New York City bans inefficient glass skyscrapers, WA state to end coal

New York mayor announces sweeping climate change programme, while Washington’s power will be carbon-neutral by 2030.

The New York programme, dubbed OneNYC 2050, sets out to achieve carbon neutrality and 100% clean energy by 2050 by modernising the city’s buildings, transport, and boosting clean energy. In a global first, New York City will be ordering all existing buildings of 25,000 square feet or more, of which there are 50,000 across the city, to carry out energy upgrades in a bid to slash their emissions. Buildings account for 70% of the city’s carbon pollution. The plan bans inefficient all-glass constructions, many of which have defined the city’s iconic skyline. Such buildings will have to meet strict conditions to be built in future.

Moreover, the city’s administration will seek to power its operations from 100% clean energy by connecting the city to zero-emission Canadian hydropower. The entire raft of packages, which includes both new and already committed cash, will cost $14bn.

Cities and states in many parts of the US have been developing their own climate plans, spurred in part by the Trump White House’s efforts to undermine action to tackle the problem.

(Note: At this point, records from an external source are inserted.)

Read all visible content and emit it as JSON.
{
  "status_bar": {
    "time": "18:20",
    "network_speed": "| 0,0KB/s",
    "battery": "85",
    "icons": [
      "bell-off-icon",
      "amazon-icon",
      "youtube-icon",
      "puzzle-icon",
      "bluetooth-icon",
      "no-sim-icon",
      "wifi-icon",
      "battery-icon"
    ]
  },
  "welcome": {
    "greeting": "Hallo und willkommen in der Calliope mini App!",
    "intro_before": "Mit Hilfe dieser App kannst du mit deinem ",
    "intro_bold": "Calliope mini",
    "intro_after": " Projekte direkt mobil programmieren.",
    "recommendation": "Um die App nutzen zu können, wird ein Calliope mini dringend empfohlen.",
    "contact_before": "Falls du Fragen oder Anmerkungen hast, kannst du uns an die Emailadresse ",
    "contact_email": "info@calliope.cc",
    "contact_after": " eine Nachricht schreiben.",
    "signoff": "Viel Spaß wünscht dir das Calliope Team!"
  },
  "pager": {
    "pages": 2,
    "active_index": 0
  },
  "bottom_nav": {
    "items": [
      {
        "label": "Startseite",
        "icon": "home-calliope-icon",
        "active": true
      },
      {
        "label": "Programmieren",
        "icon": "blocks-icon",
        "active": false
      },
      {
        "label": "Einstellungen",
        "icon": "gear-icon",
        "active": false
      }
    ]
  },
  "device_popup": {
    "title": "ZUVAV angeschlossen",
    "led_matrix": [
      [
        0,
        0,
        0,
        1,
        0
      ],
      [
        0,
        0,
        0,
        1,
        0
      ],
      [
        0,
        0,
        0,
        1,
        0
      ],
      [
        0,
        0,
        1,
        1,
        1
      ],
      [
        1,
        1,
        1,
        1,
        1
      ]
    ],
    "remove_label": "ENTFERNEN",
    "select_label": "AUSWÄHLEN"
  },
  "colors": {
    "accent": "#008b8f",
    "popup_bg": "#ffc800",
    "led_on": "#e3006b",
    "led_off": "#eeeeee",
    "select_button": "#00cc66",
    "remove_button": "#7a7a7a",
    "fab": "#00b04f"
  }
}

Westward, the Washington state senate passed its own clean electricity legislation, which requires 100% of the state’s electricity to be carbon-neutral by 2030 and carbon-free by 2045. The bill, which has already passed the house, also requires state utilities to phase out coal power by 2025.

Championed by democratic governor and presidential candidate Jay Inslee, the bill also brings unions onboard by ensuring jobs in the renewables sector. It offers tax exemptions for projects that promote collective labour organising, local workforces, minority employment and high quality jobs.(Source: climate change news)